::: MATERIAL PROVIDED :::

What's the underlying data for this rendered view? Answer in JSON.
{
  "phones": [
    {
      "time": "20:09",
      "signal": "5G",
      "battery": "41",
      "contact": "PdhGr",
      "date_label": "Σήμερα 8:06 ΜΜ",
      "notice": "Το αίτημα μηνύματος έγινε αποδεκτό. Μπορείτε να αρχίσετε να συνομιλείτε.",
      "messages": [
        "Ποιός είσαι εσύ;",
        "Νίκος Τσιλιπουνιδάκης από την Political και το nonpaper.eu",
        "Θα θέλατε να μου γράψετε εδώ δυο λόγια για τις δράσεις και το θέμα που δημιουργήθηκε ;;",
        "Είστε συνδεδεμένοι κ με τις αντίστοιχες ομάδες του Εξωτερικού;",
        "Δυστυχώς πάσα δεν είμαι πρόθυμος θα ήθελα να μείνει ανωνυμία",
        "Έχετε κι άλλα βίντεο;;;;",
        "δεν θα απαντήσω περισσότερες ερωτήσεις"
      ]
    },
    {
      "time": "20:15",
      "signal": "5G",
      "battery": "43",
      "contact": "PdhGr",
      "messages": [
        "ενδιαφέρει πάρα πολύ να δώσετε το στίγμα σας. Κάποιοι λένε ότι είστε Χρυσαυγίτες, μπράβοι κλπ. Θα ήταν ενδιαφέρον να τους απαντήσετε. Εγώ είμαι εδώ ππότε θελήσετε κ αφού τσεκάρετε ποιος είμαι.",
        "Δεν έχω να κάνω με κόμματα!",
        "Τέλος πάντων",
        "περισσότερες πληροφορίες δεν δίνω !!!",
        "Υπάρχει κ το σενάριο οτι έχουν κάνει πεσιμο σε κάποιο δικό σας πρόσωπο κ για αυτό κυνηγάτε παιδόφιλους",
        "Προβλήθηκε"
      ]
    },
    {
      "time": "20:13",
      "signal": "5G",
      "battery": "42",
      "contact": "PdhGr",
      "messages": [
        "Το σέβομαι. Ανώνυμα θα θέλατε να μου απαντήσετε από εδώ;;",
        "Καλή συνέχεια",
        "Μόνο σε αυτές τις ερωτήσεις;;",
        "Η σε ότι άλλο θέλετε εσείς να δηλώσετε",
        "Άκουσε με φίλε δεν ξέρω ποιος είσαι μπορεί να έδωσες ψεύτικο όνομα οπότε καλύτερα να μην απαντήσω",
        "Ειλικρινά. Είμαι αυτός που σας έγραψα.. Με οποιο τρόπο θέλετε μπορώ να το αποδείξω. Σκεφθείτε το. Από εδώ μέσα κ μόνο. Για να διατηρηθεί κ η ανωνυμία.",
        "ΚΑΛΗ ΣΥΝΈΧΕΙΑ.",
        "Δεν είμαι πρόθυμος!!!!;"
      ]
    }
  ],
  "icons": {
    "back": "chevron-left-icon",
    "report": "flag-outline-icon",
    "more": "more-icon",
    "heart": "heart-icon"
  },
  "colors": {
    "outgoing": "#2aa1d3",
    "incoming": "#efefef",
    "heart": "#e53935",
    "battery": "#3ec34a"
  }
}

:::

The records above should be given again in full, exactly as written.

• _THE COMPLETED TASK_:
What's the underlying data for this rendered view? Answer in JSON.
{
  "phones": [
    {
      "time": "20:09",
      "signal": "5G",
      "battery": "41",
      "contact": "PdhGr",
      "date_label": "Σήμερα 8:06 ΜΜ",
      "notice": "Το αίτημα μηνύματος έγινε αποδεκτό. Μπορείτε να αρχίσετε να συνομιλείτε.",
      "messages": [
        "Ποιός είσαι εσύ;",
        "Νίκος Τσιλιπουνιδάκης από την Political και το nonpaper.eu",
        "Θα θέλατε να μου γράψετε εδώ δυο λόγια για τις δράσεις και το θέμα που δημιουργήθηκε ;;",
        "Είστε συνδεδεμένοι κ με τις αντίστοιχες ομάδες του Εξωτερικού;",
        "Δυστυχώς πάσα δεν είμαι πρόθυμος θα ήθελα να μείνει ανωνυμία",
        "Έχετε κι άλλα βίντεο;;;;",
        "δεν θα απαντήσω περισσότερες ερωτήσεις"
      ]
    },
    {
      "time": "20:15",
      "signal": "5G",
      "battery": "43",
      "contact": "PdhGr",
      "messages": [
        "ενδιαφέρει πάρα πολύ να δώσετε το στίγμα σας. Κάποιοι λένε ότι είστε Χρυσαυγίτες, μπράβοι κλπ. Θα ήταν ενδιαφέρον να τους απαντήσετε. Εγώ είμαι εδώ ππότε θελήσετε κ αφού τσεκάρετε ποιος είμαι.",
        "Δεν έχω να κάνω με κόμματα!",
        "Τέλος πάντων",
        "περισσότερες πληροφορίες δεν δίνω !!!",
        "Υπάρχει κ το σενάριο οτι έχουν κάνει πεσιμο σε κάποιο δικό σας πρόσωπο κ για αυτό κυνηγάτε παιδόφιλους",
        "Προβλήθηκε"
      ]
    },
    {
      "time": "20:13",
      "signal": "5G",
      "battery": "42",
      "contact": "PdhGr",
      "messages": [
        "Το σέβομαι. Ανώνυμα θα θέλατε να μου απαντήσετε από εδώ;;",
        "Καλή συνέχεια",
        "Μόνο σε αυτές τις ερωτήσεις;;",
        "Η σε ότι άλλο θέλετε εσείς να δηλώσετε",
        "Άκουσε με φίλε δεν ξέρω ποιος είσαι μπορεί να έδωσες ψεύτικο όνομα οπότε καλύτερα να μην απαντήσω",
        "Ειλικρινά. Είμαι αυτός που σας έγραψα.. Με οποιο τρόπο θέλετε μπορώ να το αποδείξω. Σκεφθείτε το. Από εδώ μέσα κ μόνο. Για να διατηρηθεί κ η ανωνυμία.",
        "ΚΑΛΗ ΣΥΝΈΧΕΙΑ.",
        "Δεν είμαι πρόθυμος!!!!;"
      ]
    }
  ],
  "icons": {
    "back": "chevron-left-icon",
    "report": "flag-outline-icon",
    "more": "more-icon",
    "heart": "heart-icon"
  },
  "colors": {
    "outgoing": "#2aa1d3",
    "incoming": "#efefef",
    "heart": "#e53935",
    "battery": "#3ec34a"
  }
}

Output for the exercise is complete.